→ Requirement
Once the lines below holding the string "变更UV的权限表" are counted, give that number alone.

::: Exercise data :::

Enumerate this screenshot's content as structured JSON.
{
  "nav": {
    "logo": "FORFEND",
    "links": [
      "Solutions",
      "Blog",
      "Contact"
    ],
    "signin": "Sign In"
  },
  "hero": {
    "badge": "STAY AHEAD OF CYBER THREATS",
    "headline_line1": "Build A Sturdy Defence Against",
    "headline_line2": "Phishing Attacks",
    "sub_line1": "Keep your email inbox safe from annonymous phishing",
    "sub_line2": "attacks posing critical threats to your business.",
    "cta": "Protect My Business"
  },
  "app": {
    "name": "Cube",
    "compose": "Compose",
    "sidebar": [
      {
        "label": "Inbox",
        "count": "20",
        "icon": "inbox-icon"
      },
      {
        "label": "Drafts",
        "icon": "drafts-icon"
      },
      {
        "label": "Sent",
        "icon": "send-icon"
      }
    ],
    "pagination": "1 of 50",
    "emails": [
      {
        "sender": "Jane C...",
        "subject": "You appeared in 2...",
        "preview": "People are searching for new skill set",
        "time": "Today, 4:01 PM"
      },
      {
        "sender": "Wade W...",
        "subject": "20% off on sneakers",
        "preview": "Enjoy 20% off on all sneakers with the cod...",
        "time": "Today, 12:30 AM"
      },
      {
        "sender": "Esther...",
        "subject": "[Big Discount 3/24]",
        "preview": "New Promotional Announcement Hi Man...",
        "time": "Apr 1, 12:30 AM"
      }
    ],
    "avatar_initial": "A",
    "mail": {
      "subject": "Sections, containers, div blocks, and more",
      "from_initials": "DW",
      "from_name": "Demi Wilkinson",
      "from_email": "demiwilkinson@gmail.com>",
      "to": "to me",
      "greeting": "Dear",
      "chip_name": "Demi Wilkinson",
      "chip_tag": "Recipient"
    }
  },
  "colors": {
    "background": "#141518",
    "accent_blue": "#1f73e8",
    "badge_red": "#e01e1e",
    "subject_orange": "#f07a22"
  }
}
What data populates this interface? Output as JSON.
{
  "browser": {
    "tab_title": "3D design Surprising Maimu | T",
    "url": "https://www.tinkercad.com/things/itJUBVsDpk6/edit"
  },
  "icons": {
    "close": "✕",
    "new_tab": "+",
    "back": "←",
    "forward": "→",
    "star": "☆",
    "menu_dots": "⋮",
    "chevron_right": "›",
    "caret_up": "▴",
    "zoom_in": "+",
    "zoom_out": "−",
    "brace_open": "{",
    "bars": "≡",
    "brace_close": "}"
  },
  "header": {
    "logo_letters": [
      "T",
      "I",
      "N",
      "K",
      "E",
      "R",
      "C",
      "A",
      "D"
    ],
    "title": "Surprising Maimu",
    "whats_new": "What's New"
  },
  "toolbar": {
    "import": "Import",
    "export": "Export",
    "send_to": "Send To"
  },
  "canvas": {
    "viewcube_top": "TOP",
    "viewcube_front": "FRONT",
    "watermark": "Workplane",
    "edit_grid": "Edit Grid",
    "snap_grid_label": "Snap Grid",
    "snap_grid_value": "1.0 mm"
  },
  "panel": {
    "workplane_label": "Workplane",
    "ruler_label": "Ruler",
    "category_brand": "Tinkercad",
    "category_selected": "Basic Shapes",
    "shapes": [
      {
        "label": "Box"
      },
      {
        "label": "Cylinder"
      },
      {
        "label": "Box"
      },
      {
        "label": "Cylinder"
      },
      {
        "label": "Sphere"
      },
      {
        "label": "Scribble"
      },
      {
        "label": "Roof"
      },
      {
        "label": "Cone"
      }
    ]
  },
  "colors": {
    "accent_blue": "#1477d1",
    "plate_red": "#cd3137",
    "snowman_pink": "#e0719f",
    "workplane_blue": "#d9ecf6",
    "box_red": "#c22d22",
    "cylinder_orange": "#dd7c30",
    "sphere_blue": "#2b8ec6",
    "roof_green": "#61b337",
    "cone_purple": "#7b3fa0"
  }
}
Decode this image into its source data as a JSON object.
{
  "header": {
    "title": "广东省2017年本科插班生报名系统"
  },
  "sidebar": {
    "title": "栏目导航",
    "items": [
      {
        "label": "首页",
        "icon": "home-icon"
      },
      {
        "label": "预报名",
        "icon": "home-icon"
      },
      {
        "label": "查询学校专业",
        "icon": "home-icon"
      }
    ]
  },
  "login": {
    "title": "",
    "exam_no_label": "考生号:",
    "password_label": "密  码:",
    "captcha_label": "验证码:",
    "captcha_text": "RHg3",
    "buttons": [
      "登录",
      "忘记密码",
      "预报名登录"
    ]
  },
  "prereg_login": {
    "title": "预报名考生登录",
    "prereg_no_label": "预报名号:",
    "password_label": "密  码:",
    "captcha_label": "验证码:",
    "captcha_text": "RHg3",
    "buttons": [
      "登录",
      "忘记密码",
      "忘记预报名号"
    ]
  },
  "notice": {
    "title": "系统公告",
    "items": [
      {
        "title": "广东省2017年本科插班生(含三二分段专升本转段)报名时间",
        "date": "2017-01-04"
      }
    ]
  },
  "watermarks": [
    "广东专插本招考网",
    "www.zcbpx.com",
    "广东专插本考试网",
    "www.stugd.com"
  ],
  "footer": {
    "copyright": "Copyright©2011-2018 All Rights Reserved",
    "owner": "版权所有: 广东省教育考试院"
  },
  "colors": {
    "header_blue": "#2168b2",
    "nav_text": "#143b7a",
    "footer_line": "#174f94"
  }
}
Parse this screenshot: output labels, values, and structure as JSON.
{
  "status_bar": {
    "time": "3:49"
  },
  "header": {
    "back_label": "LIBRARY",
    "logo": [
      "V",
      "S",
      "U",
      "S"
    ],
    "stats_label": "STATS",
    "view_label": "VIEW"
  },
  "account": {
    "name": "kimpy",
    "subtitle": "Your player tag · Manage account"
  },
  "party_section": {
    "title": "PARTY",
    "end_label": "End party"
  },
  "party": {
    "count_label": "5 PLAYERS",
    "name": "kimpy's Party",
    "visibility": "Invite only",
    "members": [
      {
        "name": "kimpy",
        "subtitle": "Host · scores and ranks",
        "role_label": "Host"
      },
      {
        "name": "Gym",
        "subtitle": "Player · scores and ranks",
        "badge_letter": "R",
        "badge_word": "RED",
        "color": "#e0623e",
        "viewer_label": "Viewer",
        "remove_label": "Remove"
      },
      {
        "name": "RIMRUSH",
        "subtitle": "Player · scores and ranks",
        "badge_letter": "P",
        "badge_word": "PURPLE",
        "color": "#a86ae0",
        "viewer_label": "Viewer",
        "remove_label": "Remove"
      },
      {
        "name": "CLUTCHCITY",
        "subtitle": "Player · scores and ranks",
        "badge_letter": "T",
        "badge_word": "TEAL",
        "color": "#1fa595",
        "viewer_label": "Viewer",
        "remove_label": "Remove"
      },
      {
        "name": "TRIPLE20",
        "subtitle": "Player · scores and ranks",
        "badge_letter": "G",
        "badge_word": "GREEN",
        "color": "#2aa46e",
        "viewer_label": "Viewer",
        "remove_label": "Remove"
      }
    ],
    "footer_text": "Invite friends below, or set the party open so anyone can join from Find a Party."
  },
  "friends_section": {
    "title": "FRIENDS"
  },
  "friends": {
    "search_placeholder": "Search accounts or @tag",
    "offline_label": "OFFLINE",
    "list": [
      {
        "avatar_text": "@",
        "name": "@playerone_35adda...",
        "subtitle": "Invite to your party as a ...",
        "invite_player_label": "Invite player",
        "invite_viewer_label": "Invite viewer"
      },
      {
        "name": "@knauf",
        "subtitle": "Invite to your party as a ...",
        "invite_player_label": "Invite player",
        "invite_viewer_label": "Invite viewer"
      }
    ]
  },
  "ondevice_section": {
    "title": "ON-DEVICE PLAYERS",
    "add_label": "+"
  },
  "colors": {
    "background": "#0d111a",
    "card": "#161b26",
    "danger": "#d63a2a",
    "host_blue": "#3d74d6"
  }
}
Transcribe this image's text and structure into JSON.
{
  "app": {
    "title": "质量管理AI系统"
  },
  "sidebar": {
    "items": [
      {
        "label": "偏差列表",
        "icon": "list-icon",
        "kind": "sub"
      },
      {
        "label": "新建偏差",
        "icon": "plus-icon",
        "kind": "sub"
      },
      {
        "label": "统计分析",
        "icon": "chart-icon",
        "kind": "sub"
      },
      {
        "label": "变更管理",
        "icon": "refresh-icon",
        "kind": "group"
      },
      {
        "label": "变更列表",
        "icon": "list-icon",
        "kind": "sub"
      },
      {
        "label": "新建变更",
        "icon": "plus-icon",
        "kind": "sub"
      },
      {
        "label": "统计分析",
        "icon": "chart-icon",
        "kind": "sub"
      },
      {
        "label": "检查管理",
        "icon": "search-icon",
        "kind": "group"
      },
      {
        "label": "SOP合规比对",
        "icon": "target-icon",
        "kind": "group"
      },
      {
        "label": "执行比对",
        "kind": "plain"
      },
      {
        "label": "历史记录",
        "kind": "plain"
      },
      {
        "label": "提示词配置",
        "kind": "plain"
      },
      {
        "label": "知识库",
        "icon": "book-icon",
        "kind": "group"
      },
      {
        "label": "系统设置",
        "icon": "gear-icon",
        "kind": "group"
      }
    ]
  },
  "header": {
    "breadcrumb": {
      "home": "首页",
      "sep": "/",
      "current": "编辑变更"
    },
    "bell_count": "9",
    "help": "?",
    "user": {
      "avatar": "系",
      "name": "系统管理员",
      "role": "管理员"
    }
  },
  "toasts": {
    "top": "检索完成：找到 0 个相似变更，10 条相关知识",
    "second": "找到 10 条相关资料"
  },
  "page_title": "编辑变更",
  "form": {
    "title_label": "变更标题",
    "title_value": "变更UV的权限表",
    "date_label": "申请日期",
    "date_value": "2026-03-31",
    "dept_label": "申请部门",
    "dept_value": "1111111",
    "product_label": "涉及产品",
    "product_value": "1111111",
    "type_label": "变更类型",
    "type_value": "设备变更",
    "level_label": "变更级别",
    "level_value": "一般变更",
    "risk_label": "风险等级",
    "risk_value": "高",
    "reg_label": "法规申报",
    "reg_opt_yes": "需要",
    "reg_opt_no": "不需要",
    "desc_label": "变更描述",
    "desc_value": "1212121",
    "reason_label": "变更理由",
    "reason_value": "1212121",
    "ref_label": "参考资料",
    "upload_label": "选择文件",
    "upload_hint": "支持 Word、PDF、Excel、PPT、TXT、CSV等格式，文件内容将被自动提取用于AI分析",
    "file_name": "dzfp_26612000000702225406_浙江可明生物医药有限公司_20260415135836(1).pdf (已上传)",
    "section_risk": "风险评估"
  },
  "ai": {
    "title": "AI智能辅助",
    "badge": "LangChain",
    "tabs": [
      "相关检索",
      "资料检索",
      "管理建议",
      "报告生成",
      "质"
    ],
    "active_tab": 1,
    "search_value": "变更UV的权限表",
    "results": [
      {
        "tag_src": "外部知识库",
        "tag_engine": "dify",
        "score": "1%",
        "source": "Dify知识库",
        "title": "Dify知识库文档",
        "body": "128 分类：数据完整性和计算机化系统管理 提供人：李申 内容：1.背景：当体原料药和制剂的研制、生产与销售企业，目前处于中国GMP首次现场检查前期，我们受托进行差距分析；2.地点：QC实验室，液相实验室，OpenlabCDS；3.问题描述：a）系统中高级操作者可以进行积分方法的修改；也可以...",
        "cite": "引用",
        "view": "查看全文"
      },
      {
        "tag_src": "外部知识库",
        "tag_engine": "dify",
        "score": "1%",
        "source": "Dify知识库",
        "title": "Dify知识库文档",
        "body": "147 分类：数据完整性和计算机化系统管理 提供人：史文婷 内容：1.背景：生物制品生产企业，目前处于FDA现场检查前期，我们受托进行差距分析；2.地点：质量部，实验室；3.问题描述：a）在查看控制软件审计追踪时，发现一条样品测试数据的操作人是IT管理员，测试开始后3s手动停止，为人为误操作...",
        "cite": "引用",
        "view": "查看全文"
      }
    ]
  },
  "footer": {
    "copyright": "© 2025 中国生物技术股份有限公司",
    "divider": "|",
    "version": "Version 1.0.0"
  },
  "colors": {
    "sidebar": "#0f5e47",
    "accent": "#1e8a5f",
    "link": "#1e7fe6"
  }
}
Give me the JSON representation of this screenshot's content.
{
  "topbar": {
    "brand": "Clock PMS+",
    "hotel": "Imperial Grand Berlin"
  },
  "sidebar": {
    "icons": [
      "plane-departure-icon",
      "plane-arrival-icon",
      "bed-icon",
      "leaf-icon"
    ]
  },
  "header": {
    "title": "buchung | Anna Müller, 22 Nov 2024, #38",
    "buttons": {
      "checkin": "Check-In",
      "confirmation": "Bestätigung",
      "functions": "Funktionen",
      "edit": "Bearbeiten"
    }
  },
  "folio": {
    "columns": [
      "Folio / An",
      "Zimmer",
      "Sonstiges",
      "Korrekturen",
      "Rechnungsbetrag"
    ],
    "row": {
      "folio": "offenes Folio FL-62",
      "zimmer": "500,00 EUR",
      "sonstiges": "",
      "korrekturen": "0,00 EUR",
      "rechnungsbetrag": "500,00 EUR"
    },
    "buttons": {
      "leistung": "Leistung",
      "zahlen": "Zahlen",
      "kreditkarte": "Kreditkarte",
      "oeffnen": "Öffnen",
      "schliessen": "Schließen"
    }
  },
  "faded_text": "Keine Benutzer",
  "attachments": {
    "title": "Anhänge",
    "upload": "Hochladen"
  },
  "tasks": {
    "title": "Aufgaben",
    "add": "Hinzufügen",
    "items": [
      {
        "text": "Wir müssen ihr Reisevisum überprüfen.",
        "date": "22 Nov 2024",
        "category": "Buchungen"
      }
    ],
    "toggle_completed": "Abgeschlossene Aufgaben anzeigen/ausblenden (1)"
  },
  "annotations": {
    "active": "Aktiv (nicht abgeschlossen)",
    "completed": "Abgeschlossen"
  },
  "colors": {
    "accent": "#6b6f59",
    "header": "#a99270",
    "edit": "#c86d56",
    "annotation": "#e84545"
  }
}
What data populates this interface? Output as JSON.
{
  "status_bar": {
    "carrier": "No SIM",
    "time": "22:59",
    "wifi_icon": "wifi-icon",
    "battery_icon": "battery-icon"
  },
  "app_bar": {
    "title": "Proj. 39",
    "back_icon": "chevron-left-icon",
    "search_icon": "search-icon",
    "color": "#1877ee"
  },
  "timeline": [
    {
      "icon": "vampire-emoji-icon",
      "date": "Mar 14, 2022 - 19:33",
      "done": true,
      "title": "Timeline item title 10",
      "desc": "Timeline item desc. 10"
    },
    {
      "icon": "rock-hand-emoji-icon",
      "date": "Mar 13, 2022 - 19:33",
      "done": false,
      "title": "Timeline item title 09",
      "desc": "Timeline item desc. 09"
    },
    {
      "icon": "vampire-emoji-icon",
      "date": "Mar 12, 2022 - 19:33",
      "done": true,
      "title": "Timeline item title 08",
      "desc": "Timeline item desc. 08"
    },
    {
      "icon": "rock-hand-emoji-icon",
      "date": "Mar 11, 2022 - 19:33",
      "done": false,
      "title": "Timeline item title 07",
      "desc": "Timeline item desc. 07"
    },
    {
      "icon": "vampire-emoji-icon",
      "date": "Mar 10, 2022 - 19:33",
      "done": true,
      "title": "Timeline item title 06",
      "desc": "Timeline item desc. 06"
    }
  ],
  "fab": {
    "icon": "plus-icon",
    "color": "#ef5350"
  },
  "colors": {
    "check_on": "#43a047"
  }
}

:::

→ Exercise solution
2